WHAT THE EXERCISE ASKS:
With the pictures removed, write out the data below exactly.

MATERIAL FOR THE TASK:
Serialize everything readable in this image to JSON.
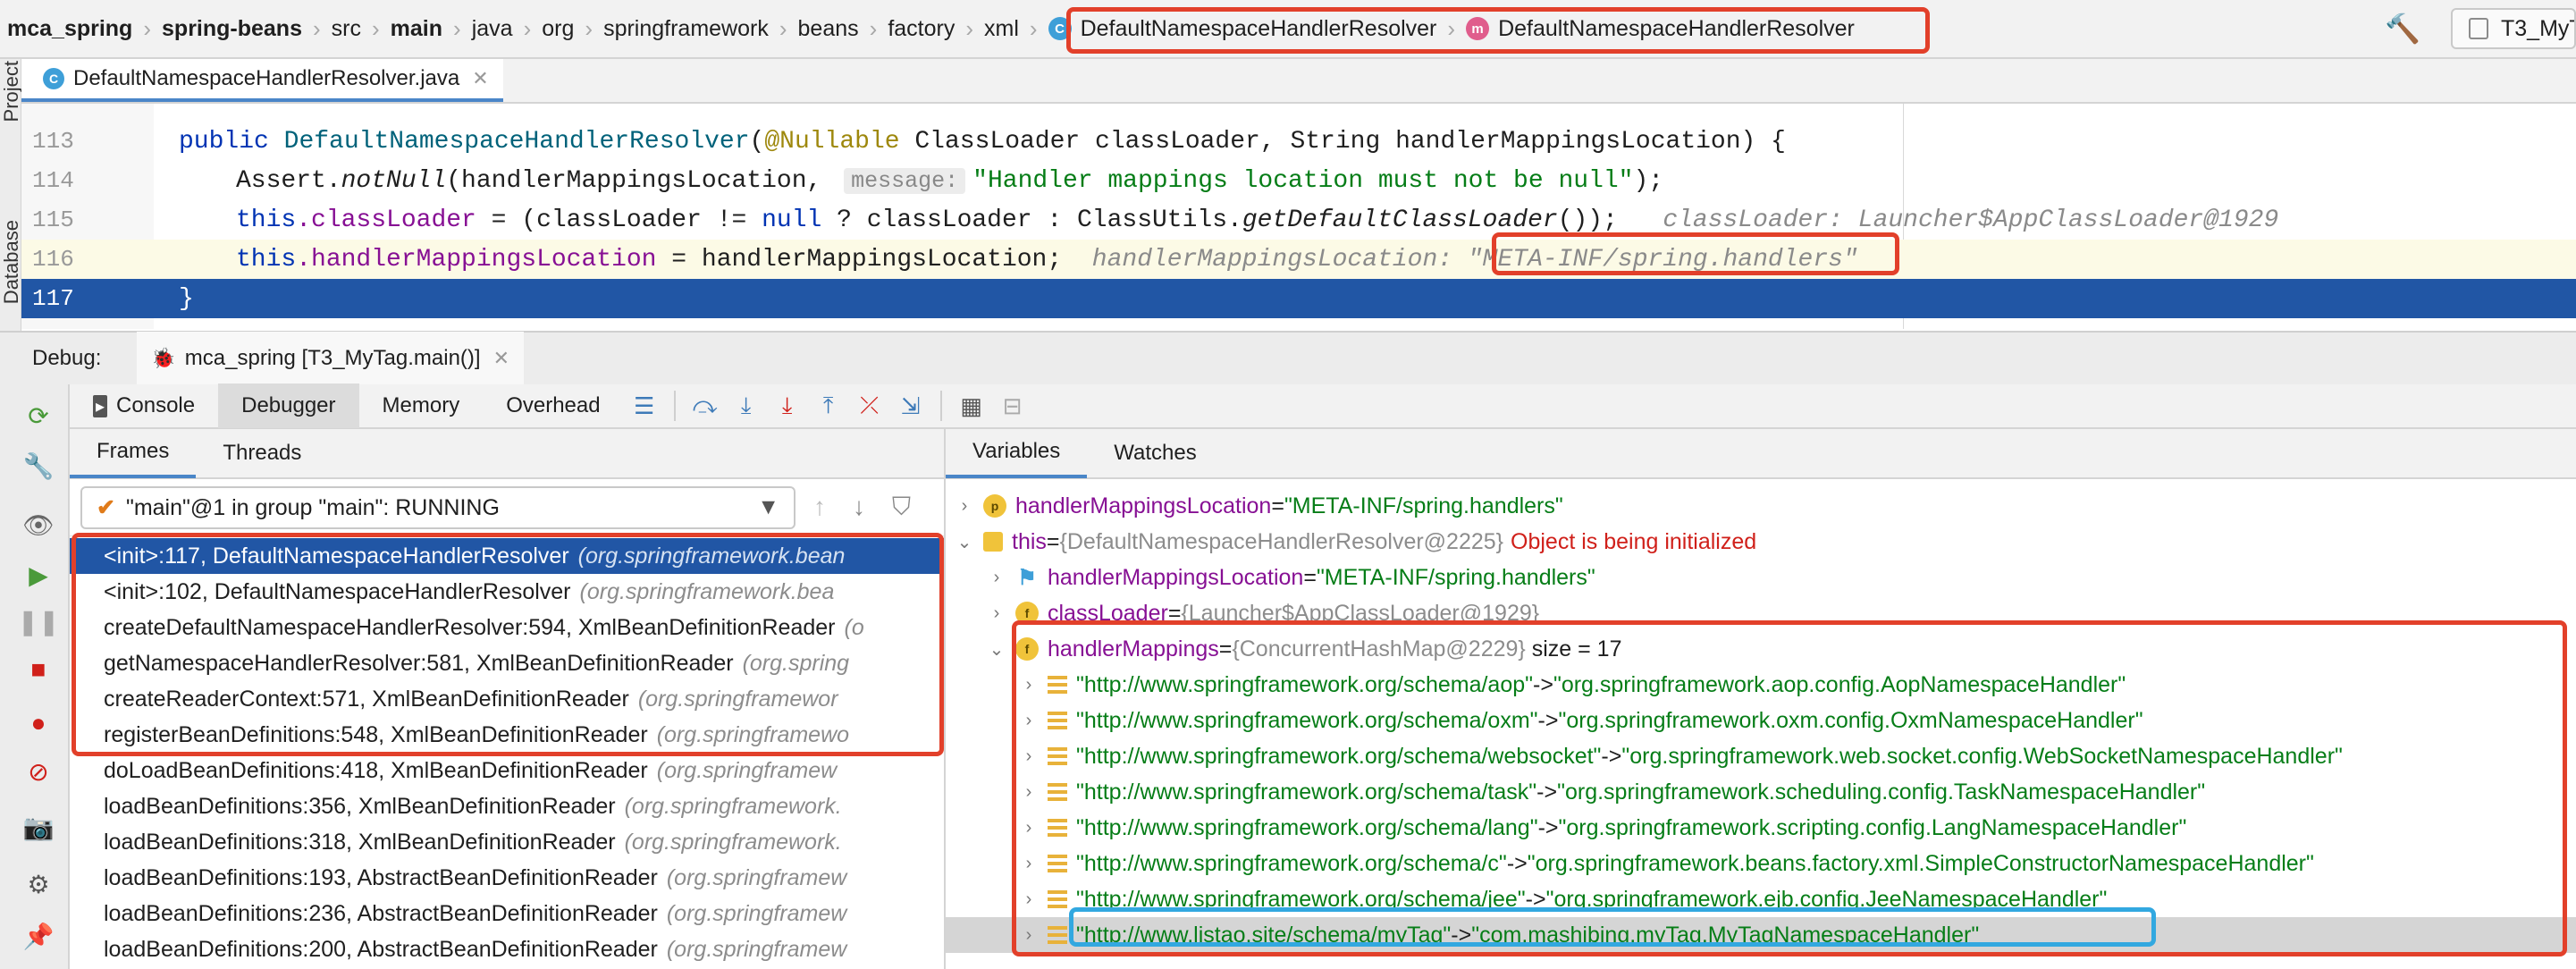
{
  "breadcrumb": {
    "items": [
      "mca_spring",
      "spring-beans",
      "src",
      "main",
      "java",
      "org",
      "springframework",
      "beans",
      "factory",
      "xml"
    ],
    "class_name": "DefaultNamespaceHandlerResolver",
    "method_name": "DefaultNamespaceHandlerResolver",
    "class_icon_letter": "C",
    "method_icon_letter": "m"
  },
  "run_config": {
    "label": "T3_MyT"
  },
  "left_strip": {
    "project": "Project",
    "database": "Database"
  },
  "editor_tab": {
    "filename": "DefaultNamespaceHandlerResolver.java",
    "icon_letter": "C"
  },
  "code": {
    "lines": [
      {
        "num": "113"
      },
      {
        "num": "114"
      },
      {
        "num": "115"
      },
      {
        "num": "116"
      },
      {
        "num": "117"
      }
    ],
    "l113": {
      "kw1": "public",
      "name": "DefaultNamespaceHandlerResolver",
      "paren": "(",
      "ann": "@Nullable",
      "rest": " ClassLoader classLoader, String handlerMappingsLocation) {"
    },
    "l114": {
      "pre": "Assert.",
      "method": "notNull",
      "args": "(handlerMappingsLocation, ",
      "hint": "message:",
      "str": "\"Handler mappings location must not be null\"",
      "end": ");"
    },
    "l115": {
      "this": "this",
      "field": ".classLoader",
      "mid": " = (classLoader != ",
      "null": "null",
      "mid2": " ? classLoader : ClassUtils.",
      "method": "getDefaultClassLoader",
      "end": "());",
      "inline": "classLoader: Launcher$AppClassLoader@1929"
    },
    "l116": {
      "this": "this",
      "field": ".handlerMappingsLocation",
      "rest": " = handlerMappingsLocation;",
      "inline_label": "handlerMappingsLocation:",
      "inline_value": "\"META-INF/spring.handlers\""
    },
    "l117": {
      "brace": "}"
    }
  },
  "debug": {
    "label": "Debug:",
    "session": "mca_spring [T3_MyTag.main()]",
    "tabs": [
      "Console",
      "Debugger",
      "Memory",
      "Overhead"
    ],
    "frames_tab": "Frames",
    "threads_tab": "Threads",
    "variables_tab": "Variables",
    "watches_tab": "Watches",
    "thread": "\"main\"@1 in group \"main\": RUNNING"
  },
  "frames": [
    {
      "method": "<init>:117, DefaultNamespaceHandlerResolver",
      "pkg": "(org.springframework.bean"
    },
    {
      "method": "<init>:102, DefaultNamespaceHandlerResolver",
      "pkg": "(org.springframework.bea"
    },
    {
      "method": "createDefaultNamespaceHandlerResolver:594, XmlBeanDefinitionReader",
      "pkg": "(o"
    },
    {
      "method": "getNamespaceHandlerResolver:581, XmlBeanDefinitionReader",
      "pkg": "(org.spring"
    },
    {
      "method": "createReaderContext:571, XmlBeanDefinitionReader",
      "pkg": "(org.springframewor"
    },
    {
      "method": "registerBeanDefinitions:548, XmlBeanDefinitionReader",
      "pkg": "(org.springframewo"
    },
    {
      "method": "doLoadBeanDefinitions:418, XmlBeanDefinitionReader",
      "pkg": "(org.springframew"
    },
    {
      "method": "loadBeanDefinitions:356, XmlBeanDefinitionReader",
      "pkg": "(org.springframework."
    },
    {
      "method": "loadBeanDefinitions:318, XmlBeanDefinitionReader",
      "pkg": "(org.springframework."
    },
    {
      "method": "loadBeanDefinitions:193, AbstractBeanDefinitionReader",
      "pkg": "(org.springframew"
    },
    {
      "method": "loadBeanDefinitions:236, AbstractBeanDefinitionReader",
      "pkg": "(org.springframew"
    },
    {
      "method": "loadBeanDefinitions:200, AbstractBeanDefinitionReader",
      "pkg": "(org.springframew"
    }
  ],
  "variables": {
    "v1": {
      "name": "handlerMappingsLocation",
      "eq": " = ",
      "value": "\"META-INF/spring.handlers\""
    },
    "v2": {
      "name": "this",
      "eq": " = ",
      "ref": "{DefaultNamespaceHandlerResolver@2225}",
      "warn": "Object is being initialized"
    },
    "v3": {
      "name": "handlerMappingsLocation",
      "eq": " = ",
      "value": "\"META-INF/spring.handlers\""
    },
    "v4": {
      "name": "classLoader",
      "eq": " = ",
      "ref": "{Launcher$AppClassLoader@1929}"
    },
    "v5": {
      "name": "handlerMappings",
      "eq": " = ",
      "ref": "{ConcurrentHashMap@2229}",
      "size": "size = 17"
    },
    "map_entries": [
      {
        "key": "\"http://www.springframework.org/schema/aop\"",
        "value": "\"org.springframework.aop.config.AopNamespaceHandler\""
      },
      {
        "key": "\"http://www.springframework.org/schema/oxm\"",
        "value": "\"org.springframework.oxm.config.OxmNamespaceHandler\""
      },
      {
        "key": "\"http://www.springframework.org/schema/websocket\"",
        "value": "\"org.springframework.web.socket.config.WebSocketNamespaceHandler\""
      },
      {
        "key": "\"http://www.springframework.org/schema/task\"",
        "value": "\"org.springframework.scheduling.config.TaskNamespaceHandler\""
      },
      {
        "key": "\"http://www.springframework.org/schema/lang\"",
        "value": "\"org.springframework.scripting.config.LangNamespaceHandler\""
      },
      {
        "key": "\"http://www.springframework.org/schema/c\"",
        "value": "\"org.springframework.beans.factory.xml.SimpleConstructorNamespaceHandler\""
      },
      {
        "key": "\"http://www.springframework.org/schema/jee\"",
        "value": "\"org.springframework.ejb.config.JeeNamespaceHandler\""
      },
      {
        "key": "\"http://www.listao.site/schema/myTag\"",
        "value": "\"com.mashibing.myTag.MyTagNamespaceHandler\""
      }
    ],
    "arrow_sep": " -> "
  },
  "colors": {
    "highlight_red": "#e2402a",
    "highlight_blue": "#32a8e0",
    "exec_line": "#2156a5"
  }
}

SOLUTION TO THE PROBLEM:
Serialize everything readable in this image to JSON.
{
  "breadcrumb": {
    "items": [
      "mca_spring",
      "spring-beans",
      "src",
      "main",
      "java",
      "org",
      "springframework",
      "beans",
      "factory",
      "xml"
    ],
    "class_name": "DefaultNamespaceHandlerResolver",
    "method_name": "DefaultNamespaceHandlerResolver",
    "class_icon_letter": "C",
    "method_icon_letter": "m"
  },
  "run_config": {
    "label": "T3_MyT"
  },
  "left_strip": {
    "project": "Project",
    "database": "Database"
  },
  "editor_tab": {
    "filename": "DefaultNamespaceHandlerResolver.java",
    "icon_letter": "C"
  },
  "code": {
    "lines": [
      {
        "num": "113"
      },
      {
        "num": "114"
      },
      {
        "num": "115"
      },
      {
        "num": "116"
      },
      {
        "num": "117"
      }
    ],
    "l113": {
      "kw1": "public",
      "name": "DefaultNamespaceHandlerResolver",
      "paren": "(",
      "ann": "@Nullable",
      "rest": " ClassLoader classLoader, String handlerMappingsLocation) {"
    },
    "l114": {
      "pre": "Assert.",
      "method": "notNull",
      "args": "(handlerMappingsLocation, ",
      "hint": "message:",
      "str": "\"Handler mappings location must not be null\"",
      "end": ");"
    },
    "l115": {
      "this": "this",
      "field": ".classLoader",
      "mid": " = (classLoader != ",
      "null": "null",
      "mid2": " ? classLoader : ClassUtils.",
      "method": "getDefaultClassLoader",
      "end": "());",
      "inline": "classLoader: Launcher$AppClassLoader@1929"
    },
    "l116": {
      "this": "this",
      "field": ".handlerMappingsLocation",
      "rest": " = handlerMappingsLocation;",
      "inline_label": "handlerMappingsLocation:",
      "inline_value": "\"META-INF/spring.handlers\""
    },
    "l117": {
      "brace": "}"
    }
  },
  "debug": {
    "label": "Debug:",
    "session": "mca_spring [T3_MyTag.main()]",
    "tabs": [
      "Console",
      "Debugger",
      "Memory",
      "Overhead"
    ],
    "frames_tab": "Frames",
    "threads_tab": "Threads",
    "variables_tab": "Variables",
    "watches_tab": "Watches",
    "thread": "\"main\"@1 in group \"main\": RUNNING"
  },
  "frames": [
    {
      "method": "<init>:117, DefaultNamespaceHandlerResolver",
      "pkg": "(org.springframework.bean"
    },
    {
      "method": "<init>:102, DefaultNamespaceHandlerResolver",
      "pkg": "(org.springframework.bea"
    },
    {
      "method": "createDefaultNamespaceHandlerResolver:594, XmlBeanDefinitionReader",
      "pkg": "(o"
    },
    {
      "method": "getNamespaceHandlerResolver:581, XmlBeanDefinitionReader",
      "pkg": "(org.spring"
    },
    {
      "method": "createReaderContext:571, XmlBeanDefinitionReader",
      "pkg": "(org.springframewor"
    },
    {
      "method": "registerBeanDefinitions:548, XmlBeanDefinitionReader",
      "pkg": "(org.springframewo"
    },
    {
      "method": "doLoadBeanDefinitions:418, XmlBeanDefinitionReader",
      "pkg": "(org.springframew"
    },
    {
      "method": "loadBeanDefinitions:356, XmlBeanDefinitionReader",
      "pkg": "(org.springframework."
    },
    {
      "method": "loadBeanDefinitions:318, XmlBeanDefinitionReader",
      "pkg": "(org.springframework."
    },
    {
      "method": "loadBeanDefinitions:193, AbstractBeanDefinitionReader",
      "pkg": "(org.springframew"
    },
    {
      "method": "loadBeanDefinitions:236, AbstractBeanDefinitionReader",
      "pkg": "(org.springframew"
    },
    {
      "method": "loadBeanDefinitions:200, AbstractBeanDefinitionReader",
      "pkg": "(org.springframew"
    }
  ],
  "variables": {
    "v1": {
      "name": "handlerMappingsLocation",
      "eq": " = ",
      "value": "\"META-INF/spring.handlers\""
    },
    "v2": {
      "name": "this",
      "eq": " = ",
      "ref": "{DefaultNamespaceHandlerResolver@2225}",
      "warn": "Object is being initialized"
    },
    "v3": {
      "name": "handlerMappingsLocation",
      "eq": " = ",
      "value": "\"META-INF/spring.handlers\""
    },
    "v4": {
      "name": "classLoader",
      "eq": " = ",
      "ref": "{Launcher$AppClassLoader@1929}"
    },
    "v5": {
      "name": "handlerMappings",
      "eq": " = ",
      "ref": "{ConcurrentHashMap@2229}",
      "size": "size = 17"
    },
    "map_entries": [
      {
        "key": "\"http://www.springframework.org/schema/aop\"",
        "value": "\"org.springframework.aop.config.AopNamespaceHandler\""
      },
      {
        "key": "\"http://www.springframework.org/schema/oxm\"",
        "value": "\"org.springframework.oxm.config.OxmNamespaceHandler\""
      },
      {
        "key": "\"http://www.springframework.org/schema/websocket\"",
        "value": "\"org.springframework.web.socket.config.WebSocketNamespaceHandler\""
      },
      {
        "key": "\"http://www.springframework.org/schema/task\"",
        "value": "\"org.springframework.scheduling.config.TaskNamespaceHandler\""
      },
      {
        "key": "\"http://www.springframework.org/schema/lang\"",
        "value": "\"org.springframework.scripting.config.LangNamespaceHandler\""
      },
      {
        "key": "\"http://www.springframework.org/schema/c\"",
        "value": "\"org.springframework.beans.factory.xml.SimpleConstructorNamespaceHandler\""
      },
      {
        "key": "\"http://www.springframework.org/schema/jee\"",
        "value": "\"org.springframework.ejb.config.JeeNamespaceHandler\""
      },
      {
        "key": "\"http://www.listao.site/schema/myTag\"",
        "value": "\"com.mashibing.myTag.MyTagNamespaceHandler\""
      }
    ],
    "arrow_sep": " -> "
  },
  "colors": {
    "highlight_red": "#e2402a",
    "highlight_blue": "#32a8e0",
    "exec_line": "#2156a5"
  }
}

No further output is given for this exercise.